Are the standards University of Malaya that bad these days? The new Vice Chancellor of University of Malaya, Ghauth Jasmon really has his work cut out for him.
Two business schools earn top accolade
PUTRAJAYA: It’s no longer business as usual at Universiti Kebangsaan Malaysia (UKM) and Universiti Putra Malaysia’s (UPM) business schools, which were yesterday named Malaysia’s premier institutions in the field.
UKM’s Graduate School of Management and UPM’s Graduate School of Business have become the first members of the “top business schools” grouping, a position that brings with it a RM25 million grant and international acclaim.
Higher Education Minister Datuk Seri Mohamed Khaled Nordin said the accolade was aimed at helping to turn Malaysia into a hub for business studies, besides turning the schools into globally-recognised institutions.
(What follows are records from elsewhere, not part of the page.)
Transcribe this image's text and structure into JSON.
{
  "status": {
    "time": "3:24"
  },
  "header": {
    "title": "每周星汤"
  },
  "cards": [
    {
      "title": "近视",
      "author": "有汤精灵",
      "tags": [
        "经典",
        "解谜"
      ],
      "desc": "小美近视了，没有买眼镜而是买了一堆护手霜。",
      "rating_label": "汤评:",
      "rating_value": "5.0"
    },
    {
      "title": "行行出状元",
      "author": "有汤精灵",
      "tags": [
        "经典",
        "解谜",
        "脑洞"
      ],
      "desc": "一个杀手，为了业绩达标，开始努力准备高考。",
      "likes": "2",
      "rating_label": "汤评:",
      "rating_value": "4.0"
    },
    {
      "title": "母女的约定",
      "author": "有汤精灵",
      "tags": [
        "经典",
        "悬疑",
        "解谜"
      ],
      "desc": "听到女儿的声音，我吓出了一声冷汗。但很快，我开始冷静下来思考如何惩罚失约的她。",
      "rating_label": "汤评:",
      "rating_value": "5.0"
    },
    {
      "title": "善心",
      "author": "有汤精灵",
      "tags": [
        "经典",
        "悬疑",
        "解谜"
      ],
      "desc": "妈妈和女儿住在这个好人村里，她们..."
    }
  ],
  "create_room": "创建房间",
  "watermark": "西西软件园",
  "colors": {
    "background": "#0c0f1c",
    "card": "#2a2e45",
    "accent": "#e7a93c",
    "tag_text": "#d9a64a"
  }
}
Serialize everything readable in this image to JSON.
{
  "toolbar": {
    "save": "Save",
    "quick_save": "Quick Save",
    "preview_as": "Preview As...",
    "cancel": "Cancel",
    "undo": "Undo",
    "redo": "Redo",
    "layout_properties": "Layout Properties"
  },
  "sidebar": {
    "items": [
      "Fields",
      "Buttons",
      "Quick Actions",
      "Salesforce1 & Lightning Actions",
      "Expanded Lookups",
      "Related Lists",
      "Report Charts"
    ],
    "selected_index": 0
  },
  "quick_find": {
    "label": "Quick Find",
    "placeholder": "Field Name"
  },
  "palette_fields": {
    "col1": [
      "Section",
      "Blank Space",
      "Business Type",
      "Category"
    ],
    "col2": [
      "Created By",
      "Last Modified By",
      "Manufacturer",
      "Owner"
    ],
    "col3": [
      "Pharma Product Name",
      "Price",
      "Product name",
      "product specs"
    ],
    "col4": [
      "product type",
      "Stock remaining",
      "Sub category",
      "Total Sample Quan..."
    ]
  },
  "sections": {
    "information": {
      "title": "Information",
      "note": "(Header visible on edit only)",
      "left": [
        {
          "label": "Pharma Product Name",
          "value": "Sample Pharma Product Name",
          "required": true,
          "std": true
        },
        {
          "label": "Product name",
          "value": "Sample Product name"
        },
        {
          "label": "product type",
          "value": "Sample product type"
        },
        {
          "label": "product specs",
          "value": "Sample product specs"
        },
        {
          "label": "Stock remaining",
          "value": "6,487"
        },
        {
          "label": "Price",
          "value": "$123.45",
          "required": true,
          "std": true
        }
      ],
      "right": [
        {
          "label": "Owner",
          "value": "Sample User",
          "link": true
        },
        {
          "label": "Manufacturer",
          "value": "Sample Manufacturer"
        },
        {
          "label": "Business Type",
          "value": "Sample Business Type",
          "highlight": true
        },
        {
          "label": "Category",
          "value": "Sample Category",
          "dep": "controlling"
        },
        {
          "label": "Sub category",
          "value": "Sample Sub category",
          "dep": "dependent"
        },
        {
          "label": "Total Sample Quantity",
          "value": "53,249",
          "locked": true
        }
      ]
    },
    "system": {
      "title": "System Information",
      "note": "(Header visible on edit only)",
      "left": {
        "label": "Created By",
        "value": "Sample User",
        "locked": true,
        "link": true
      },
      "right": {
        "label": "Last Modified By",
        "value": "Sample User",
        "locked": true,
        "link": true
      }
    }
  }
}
The two schools beat nine other business faculties in local public universities.
They will be allowed to chart their own path to international recognition, including in the areas of finance management, student intake, hiring of teaching staff and linkages with overseas universities.
The RM25 million grant will be split into an allocation of RM13.5 million for infrastructure and the rest for human resource development of the schools.
Khaled hinted more business schools from public and private universities may receive the honour of joining the exclusive club if they proved their mettle.
“There could be more, but we have strict criteria to ensure that these business schools really are at the top of their game.
“They will need to have drawing power to attract foreign students to want to study on our shores,” he said after launching the “Top Business School” programme and the 5th International Business Postgraduate Colloquium here.
The process to identify the top business schools took more than 10 months, culminating in the green light from cabinet recently.
But Khaled is not going to lose sleep over how the two schools maintained their premier position in the field.
“To place a target in the sense of ranking is like forcing a child to sit for an examination.
“Our target is simply to gain parity with other top business schools in the region and get accreditation.”
Higher Education Department director-general Datuk Dr Radin Umar Radin Sohadi said the institutions would have to continue showing results with output in the field.
“Their graduates will have to go on to become industry captains. They will have to be able to link up with the top business schools of the world, apart from the standard publications and journals they will have to produce.”
The ministry is also stressing that the MBA programmes in the schools achieve a local: international student ratio of 60:40 over the next five years.